### WORK TO COMPLETE
Images in the data are to be skipped, while every line is restated exactly as written.

### DATA FOR THIS EXERCISE
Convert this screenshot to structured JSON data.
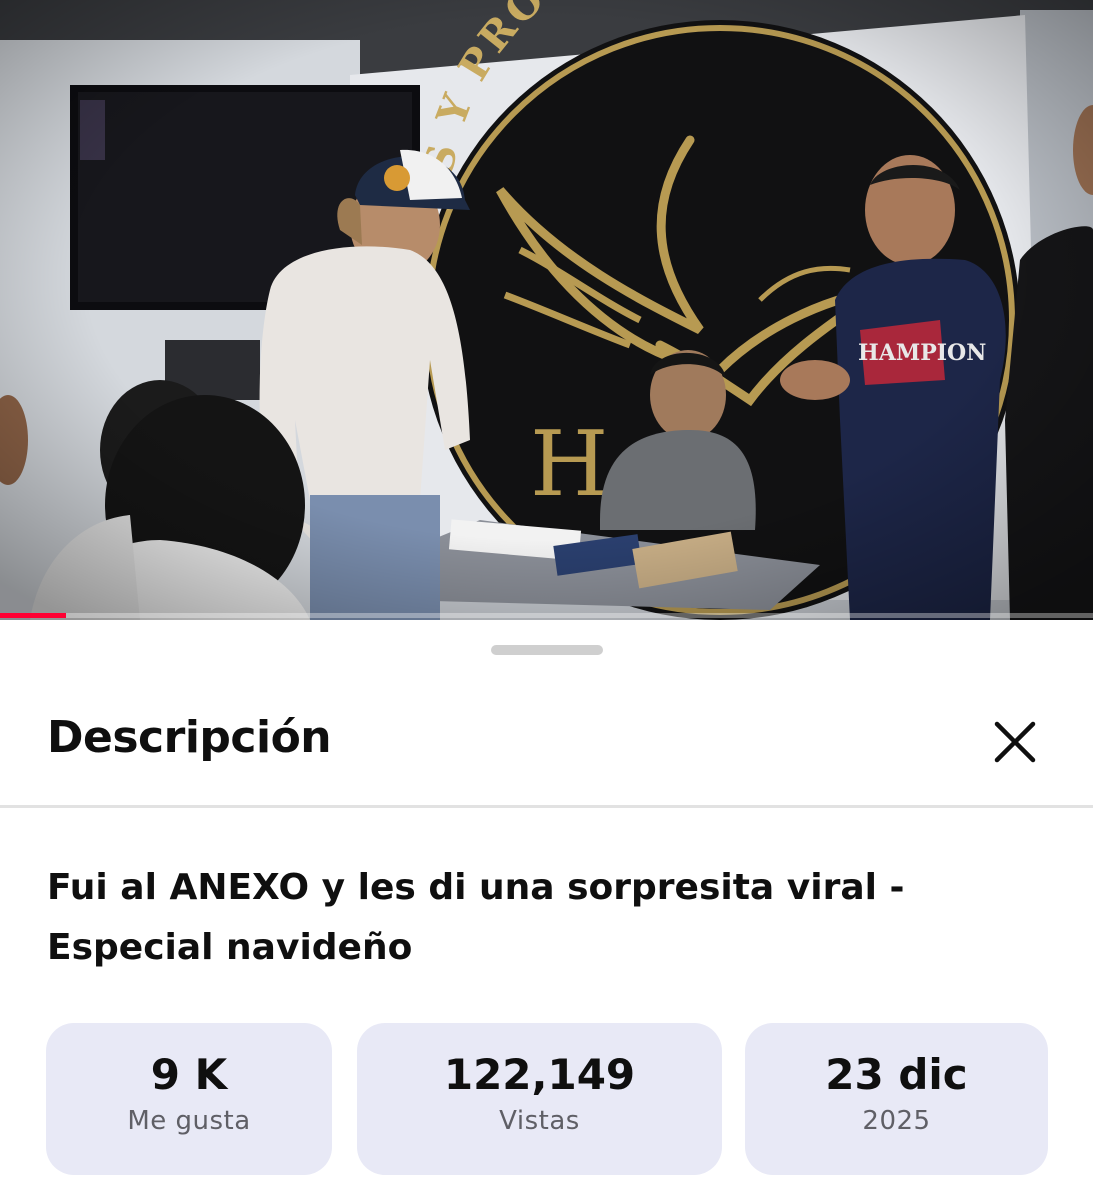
{
  "video": {
    "thumbnail_icon": "video-frame-illustration",
    "banner_text": "AS Y PROMESAS DEL M",
    "shirt_text": "HAMPION",
    "progress_fraction": 0.06,
    "progress_color": "#ff0033"
  },
  "sheet": {
    "title": "Descripción",
    "close_icon": "close-icon"
  },
  "description": {
    "video_title": "Fui al ANEXO y les di una sorpresita viral - Especial navideño"
  },
  "stats": [
    {
      "value": "9 K",
      "label": "Me gusta"
    },
    {
      "value": "122,149",
      "label": "Vistas"
    },
    {
      "value": "23 dic",
      "label": "2025"
    }
  ],
  "colors": {
    "stat_background": "#e8e9f6",
    "accent": "#ff0033"
  }
}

### EXPECTED ANSWER
Convert this screenshot to structured JSON data.
{
  "video": {
    "thumbnail_icon": "video-frame-illustration",
    "banner_text": "AS Y PROMESAS DEL M",
    "shirt_text": "HAMPION",
    "progress_fraction": 0.06,
    "progress_color": "#ff0033"
  },
  "sheet": {
    "title": "Descripción",
    "close_icon": "close-icon"
  },
  "description": {
    "video_title": "Fui al ANEXO y les di una sorpresita viral - Especial navideño"
  },
  "stats": [
    {
      "value": "9 K",
      "label": "Me gusta"
    },
    {
      "value": "122,149",
      "label": "Vistas"
    },
    {
      "value": "23 dic",
      "label": "2025"
    }
  ],
  "colors": {
    "stat_background": "#e8e9f6",
    "accent": "#ff0033"
  }
}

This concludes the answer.